Heatwave (film)

From Wikipedia, the free encyclopedia
Jump to: navigation, search
This article is about a 1982 Australian film. For other uses, see Heat wave (disambiguation).
Heatwave (film).jpg
Directed by Phillip Noyce
Produced by Hilary Linstead
Written by Mark Stiles
Tim Gooding
Phillip Noyce
Marc Rosenberg
Starring Judy Davis
Richard Moir
Bill Hunter
Music by Cameron Allan
Cinematography Vincent Monton
Edited by John Scott
Distributed by Umbrella Entertainment
Release dates
  • 1982 (1982)
Running time
93 minutes
Country Australia
Language English
Budget AU $1 million[1]
Box office AU $267,000

Heatwave is a 1982 Australian film directed by Phillip Noyce based on the murder of Juanita Nielsen. It was the second of two films inspired by this story that came out around this time, the first being The Killing of Angel Street (1981).

Plot summary[edit]

Around Christmas time a heatwave hits Sydney and an architect undertakes a controversial project.



The original script was called King's Cross and was written by Tim Gooding and Mark Stiles. The final script was by Phil Noyce and Mark Rosenberg.[2] Phil Noyce:

Heatwave was the story of a working-class Protestant boy who made good. I don't know whether audiences realised that, but we had always assumed that he was a working-class Protestant and that Judy Davis's character was a middle-class Catholic girl. She, in the Catholic saintly tradition, had adopted a social cause - had set herself up as the spokesperson and protector of the working class. He, as a working-class boy, of course, was now forced to confront the moral implications of his own success and how that affected other people. In a way, the religious and ethnic backgrounds of the two characters were just a continuation of the conflicts that we had seen in Newsfront, but Australia had by this stage moved from a principally working-class and upper-class society to a principally middle-class society. That's captured in the atmosphere of inner Sydney, its buildings and the regulations of law and government.[3]


Reflecting on the film Noyce said:

I’d have no doubt shot it differently … told the story differently, today... Maybe that’s because I’m more conservative. I might have made the connections between the conspirators more certain, rather than implied.
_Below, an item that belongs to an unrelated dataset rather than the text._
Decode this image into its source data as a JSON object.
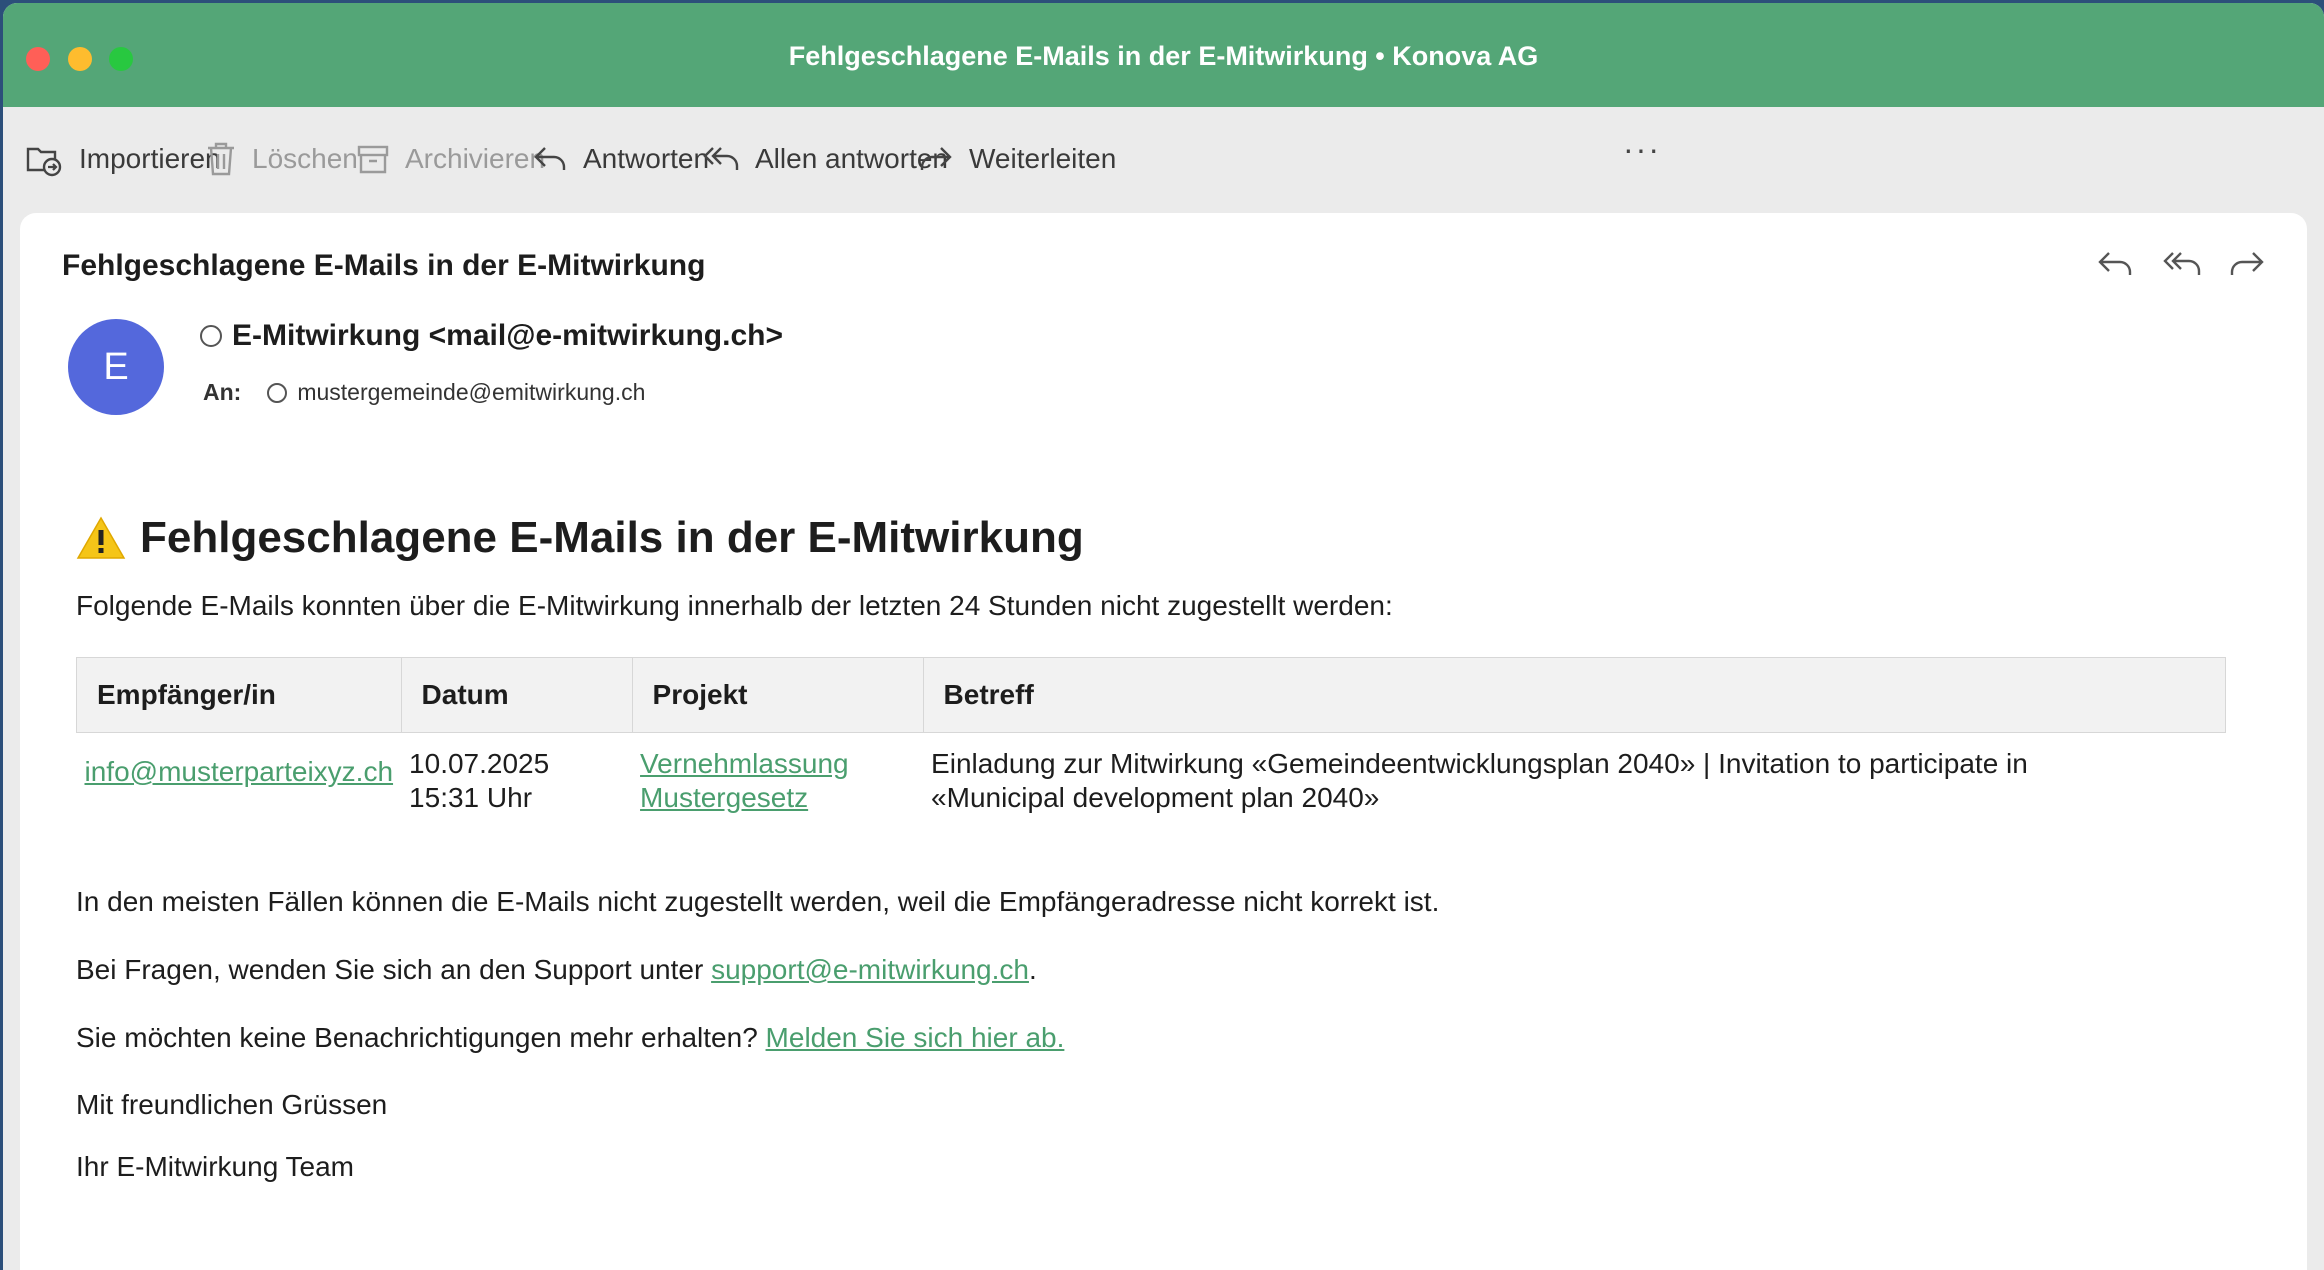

Heatwave belongs to a different era in Australian cinema, a time when we took a lot risks. I guess that comes with youth – the youth of the director and the youth of that second new wave of filmmakers. It was a time when there was a love affair between audiences and Australian cinema, something which these days is rather on and off.[1]


The film was nominated for two AFI Awards in 1982.

Box office[edit]

Heatwave grossed $267,000 at the box office in Australia,[4] which is equivalent to $776,970 in 2009 dollars.

Home Media[edit]

Heatwave was released on DVD by Umbrella Entertainment in July 2007. The DVD is compatible with all region codes and includes special features such as the theatrical trailer, Umbrella Entertainment trailers, a stills gallery and an interview with Phillip Noyce titled Sweating It Out.[5]

See also[edit]


  1. ^ a b Andrew Urban, 'Risking Not Waving', Urban Cinefile, 12 July 2007 accessed 17 October 2012
  2. ^ David Stratton, The Avocado Plantation: Boom and Bust in the Australian Film Industry, Pan MacMillan, 1990 p215
  3. ^ Interview with Phil Noyce, 8 September 1994 accessed 19 October 1994
  4. ^ Film Victoria - Australian Films at the Australian Box Office
  5. ^ "Umbrella Entertainment". Retrieved 14 May 2013. 

Further reading[edit]

  • Murray, Scott; (ed.) (1994). Australian Cinema. St.Leonards, NSW.: Allen & Unwin/AFC. p. 259. ISBN 1-86373-311-6. 

External links[edit]